There is no vaccine or cure for Ebola, a hemorrhagic fever. In past outbreaks, fatality rates have reached up to 90 percent. Ebola causes fever, flu-like pains, bleeding, vomiting and diarrhea.
Pharmaceutical companies are working on experimental Ebola vaccines and antiviral drugs, but a significant number of doses will not be available until at least the first quarter of 2015.
Ebola is not airborne. It is transmitted through blood, vomit, diarrhea and other bodily fluids. Healthcare workers in West Africa have been among the hardest hit by the outbreak.
Ebola symptoms generally appear between two and 21 days after infection, meaning there is a significant window during which an infected person can escape detection, allowing them to travel. However, they are not considered contagious until they start showing symptoms.
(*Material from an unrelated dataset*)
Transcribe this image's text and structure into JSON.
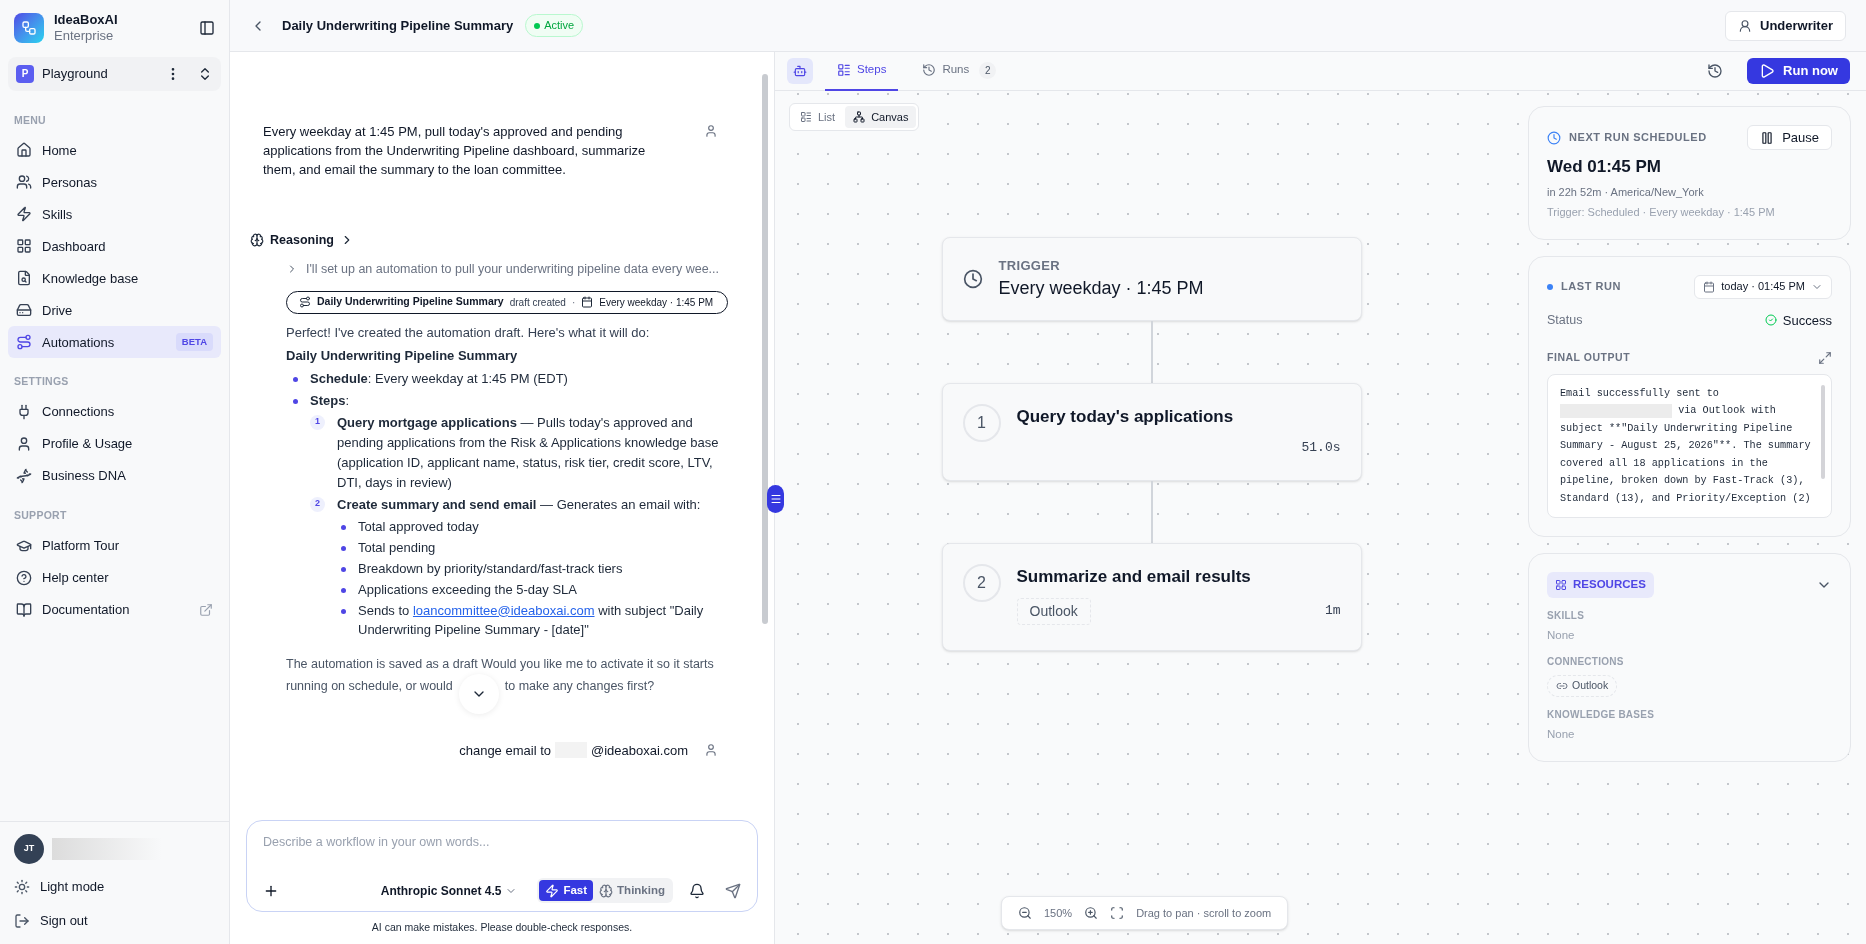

Recovery from Ebola depends on the patient’s immune response. People who recover from Ebola infection develop antibodies that last for at least 10 years.
Ebola patients have been treated in the United States, Spain, Germany, France, Norway and the United Kingdom.
The U.S. Centers for Disease Control and Prevention (CDC) has estimated that the number of infections could rise to up to 1.4 million people by early next year without a massive global intervention to contain the virus.
The United States, Britain, France, China, Cuba and international organizations are pouring funds, supplies and personnel into the affected parts of West Africa.
Ebola's suspected origin is forest bats. The virus was first identified in 1976 in what is now known as Democratic Republic of the Congo.